He is committed to making an impact on the community through volunteering

Lewis McCartha


Unpaid volunteers are often the glue that holds a community together. Volunteering allows you to connect to your community and make it a better place.
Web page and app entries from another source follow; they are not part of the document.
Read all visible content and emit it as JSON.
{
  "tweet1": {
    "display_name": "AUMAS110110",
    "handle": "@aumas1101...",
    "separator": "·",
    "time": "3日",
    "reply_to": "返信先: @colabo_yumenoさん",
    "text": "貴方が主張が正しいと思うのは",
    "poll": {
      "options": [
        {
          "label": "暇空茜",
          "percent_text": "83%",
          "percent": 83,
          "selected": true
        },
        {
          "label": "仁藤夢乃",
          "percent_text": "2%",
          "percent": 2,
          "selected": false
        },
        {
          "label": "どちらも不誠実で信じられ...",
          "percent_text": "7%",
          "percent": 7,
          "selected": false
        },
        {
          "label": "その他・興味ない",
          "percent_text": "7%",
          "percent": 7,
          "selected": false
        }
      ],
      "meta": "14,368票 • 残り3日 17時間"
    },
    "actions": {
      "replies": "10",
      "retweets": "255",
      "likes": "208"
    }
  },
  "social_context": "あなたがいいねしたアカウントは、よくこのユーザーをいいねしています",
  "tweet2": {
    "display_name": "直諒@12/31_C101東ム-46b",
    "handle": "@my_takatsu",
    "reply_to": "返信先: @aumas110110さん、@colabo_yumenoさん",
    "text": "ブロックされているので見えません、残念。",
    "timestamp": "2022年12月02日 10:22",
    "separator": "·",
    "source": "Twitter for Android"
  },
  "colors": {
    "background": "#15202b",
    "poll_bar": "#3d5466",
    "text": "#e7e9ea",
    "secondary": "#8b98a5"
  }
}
Even helping with the smallest tasks can make a real difference to the lives of people, animals, and organizations in need. The best-known impact of volunteering is the impact on the community.
Lewis McCartha is not just a volunteer in the community of Wakulla County, he is a volunteer with an agenda, a motive, a strong personal desire to make a difference in the lives of the residents of Wakulla County, especially the children.
“In 2014, I got involved in Cub Scouts Pack 5, Crawfordville for 5 years and I was Den Leader for 3 years, I am a strong believer in community involvement and I want to make a difference in the county and I wanted to do it along side my kids,” he says.
“I want my kids to be productive and to be a valued member of the community, through volunteering I can teach my kids the importance of community involvement, be the role model they need to see and I can be the same role model for other kids in the community at the same time,” McCartha says.
“I want to be the image I want to project to my children and that is to be helpful, responsible, strong work ethic.”
McCartha is currently involved in Wakulla County/UF IFAS 4H Clubs such as home economics, life value skills including leadership, cooking club, sewing club, communication club, archery and shotgun marksmanship, chicken chain and community service project clubs.
“I wanted to provide children with more programs,” he says. “Too many kids are running around without supervision because parents are working, they are left alone and to their own decisions; being active in the 4H clubs will teach kids to be self-supporting, self-sufficient and financially independent.”
“I wish to see more frequent meetings with the 4H kids, we need more volunteers to make this happen.”
Volunteering promotes community engagement. By actively participating in volunteer activities, individuals become more connected to their communities.
“I am always wanting to do something bigger, so everyone sees me actively volunteering… but no one hears me; so the more I am present and active in the community, the louder my voice is heard,” McCartha says.
“You can’t say you want change in your community and not be a part of it!”
The Wakulla County Senior Citizens Dash into the ‘50s Senior Prom was a 4H service project hosted by McCartha and Co-Adult leader Amanda Gruebel held on St. Valentine’s Day at the Wakulla County Senior Center.
“So much time and planning has been invested by these kids for this event, 16 weeks of meeting lasting an hour to 3 hours, hundreds of hours have gone into this, the kids have proven their dedication and paid their due diligence, they gave up their nights and weekends to make this event happen for the seniors,” he says. “We worked Wakulla’s Small Business Saturdays to raise funds and we raised a little over $2,100. We wanted to raise $3,500, so instead we cut corners and scaled back some; we saw the community come out and help and we really appreciated it.”
Volunteering is a powerful force that can transform communities and create positive change.
McCartha indicated he also has plans to run for local political office in the future.
McCartha moved to Wakulla County from Vero Beach in 2007 and has a son Cayle Rogers and a daughter Vanessa Elderkin, both whom are 16 years old.
Currently, Cayle is a Wakulla Fire Cadet and part of the Sheriff’s Explorer group and Vanessa is County President and District President for 4H and was active in ROTC in high school. McCartha is a volunteer parent with ROTC for his second year as well.